Nearly a century later, two men accidentally brought the cook back from his eternal slumber. The specter simply came out of the ground, and the two terrified men quickly left the graveyard to escape from the ghost. Unfortunately, the ghost followed one of them from the graveyard and began haunting him until the day of his death. Even when the man moved to Leirubakki, it would not leave him or his family alone, and thus it became known as the Leirubakki ghost.
He was not known to be particularly dangerous, but stalked the family wherever they went to frighten them and others around them. Some of the legends claim that he tore the roof off a barn once, and he was well-known for spooking horses. Some people say that his ghost still walks the Earth in Iceland, looking for people to frighten, taking out his tragic death on innocent Icelanders.
1. The Sly Fox, Finland

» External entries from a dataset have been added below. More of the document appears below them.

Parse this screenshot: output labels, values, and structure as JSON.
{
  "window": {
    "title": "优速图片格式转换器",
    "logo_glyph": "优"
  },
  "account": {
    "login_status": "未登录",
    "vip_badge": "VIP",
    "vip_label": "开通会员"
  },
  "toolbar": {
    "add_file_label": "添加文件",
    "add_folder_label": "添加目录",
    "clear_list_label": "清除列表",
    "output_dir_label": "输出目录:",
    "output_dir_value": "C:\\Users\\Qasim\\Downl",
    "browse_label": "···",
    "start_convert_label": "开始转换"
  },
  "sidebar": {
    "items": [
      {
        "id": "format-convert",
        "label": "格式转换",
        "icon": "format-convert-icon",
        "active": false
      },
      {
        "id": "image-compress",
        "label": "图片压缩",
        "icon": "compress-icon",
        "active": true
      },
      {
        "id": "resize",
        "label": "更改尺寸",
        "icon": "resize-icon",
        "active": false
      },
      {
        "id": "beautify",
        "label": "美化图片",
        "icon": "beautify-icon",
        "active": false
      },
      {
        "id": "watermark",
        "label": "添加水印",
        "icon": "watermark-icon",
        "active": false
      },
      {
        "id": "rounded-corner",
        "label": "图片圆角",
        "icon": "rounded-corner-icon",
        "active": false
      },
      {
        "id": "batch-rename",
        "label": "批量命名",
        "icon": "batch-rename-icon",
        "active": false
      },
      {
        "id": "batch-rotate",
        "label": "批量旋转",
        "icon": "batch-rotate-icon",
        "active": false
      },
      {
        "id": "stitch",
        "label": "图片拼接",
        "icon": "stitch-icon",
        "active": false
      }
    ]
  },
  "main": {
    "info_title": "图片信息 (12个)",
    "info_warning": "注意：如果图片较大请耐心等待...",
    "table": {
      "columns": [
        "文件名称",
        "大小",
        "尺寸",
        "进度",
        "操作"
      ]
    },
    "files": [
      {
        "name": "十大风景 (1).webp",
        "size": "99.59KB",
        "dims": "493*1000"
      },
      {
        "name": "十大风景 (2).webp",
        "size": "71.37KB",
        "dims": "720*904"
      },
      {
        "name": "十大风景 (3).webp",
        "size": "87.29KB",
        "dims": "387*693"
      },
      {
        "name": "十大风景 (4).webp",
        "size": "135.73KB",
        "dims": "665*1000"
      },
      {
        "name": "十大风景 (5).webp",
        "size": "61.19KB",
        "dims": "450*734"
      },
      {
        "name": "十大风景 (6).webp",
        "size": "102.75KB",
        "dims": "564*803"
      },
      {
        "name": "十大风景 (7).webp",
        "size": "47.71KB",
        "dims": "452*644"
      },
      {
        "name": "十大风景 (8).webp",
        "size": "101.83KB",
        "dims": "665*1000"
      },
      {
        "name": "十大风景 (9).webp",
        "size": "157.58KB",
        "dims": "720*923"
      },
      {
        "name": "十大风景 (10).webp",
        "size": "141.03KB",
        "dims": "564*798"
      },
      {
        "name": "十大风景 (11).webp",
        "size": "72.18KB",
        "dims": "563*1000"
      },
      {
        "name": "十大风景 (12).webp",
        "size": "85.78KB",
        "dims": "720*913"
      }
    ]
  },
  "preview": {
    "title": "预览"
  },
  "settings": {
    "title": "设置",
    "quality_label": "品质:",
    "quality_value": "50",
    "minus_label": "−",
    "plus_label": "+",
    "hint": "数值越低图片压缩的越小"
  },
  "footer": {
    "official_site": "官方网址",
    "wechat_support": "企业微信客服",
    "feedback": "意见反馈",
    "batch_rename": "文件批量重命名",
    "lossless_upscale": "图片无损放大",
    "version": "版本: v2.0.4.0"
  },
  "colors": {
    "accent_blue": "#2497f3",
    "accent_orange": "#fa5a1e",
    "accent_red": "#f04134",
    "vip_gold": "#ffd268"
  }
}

A wolf and his wife had just had three cubs, but the wife died in childbirth. The wolf needed to find someone to babysit his children and take care of them while he hunted to provide for them. He began looking through the forest for a suitable candidate, rejecting multiple animals because he did not think that their lullaby was good enough for his precious babies. Eventually, he came upon a fox who provided a lullaby that he thought was simply adorable. He agreed to let the fox look after his precious cubs and went out hunting.
The wolf hunted for a while, and after a time, he returned with some fresh horsemeat for his children. He wished to visit with his little cubs, but the fox told him they were sleeping and should not be disturbed, so the wolf trusted his new babysitter and went off to hunt again. The fox knew that with the wolf gone, he could get away with whatever he wanted and decided to eat the meat that had been meant for the cubs he was supposed to be taking care of—for good measure, he decided to eat one of the cubs, too.
Days passed as the wolf continued to hunt, and the fox decided that now that he had eaten one, he might as well keep going and quickly feasted on the remaining cubs. The wolf returned and wished to go in to see his children. The fox knew he was in trouble, and so tricked the wolf by claiming there was not enough room in the den. Then he quickly exited before the wolf could realize the betrayal. The wolf went after him, and pinned his paw in place, but the fox tricked him into thinking his paw was a root so the wolf would let it go. Then he vanished into the forest, leaving the poor wolf in utter despair.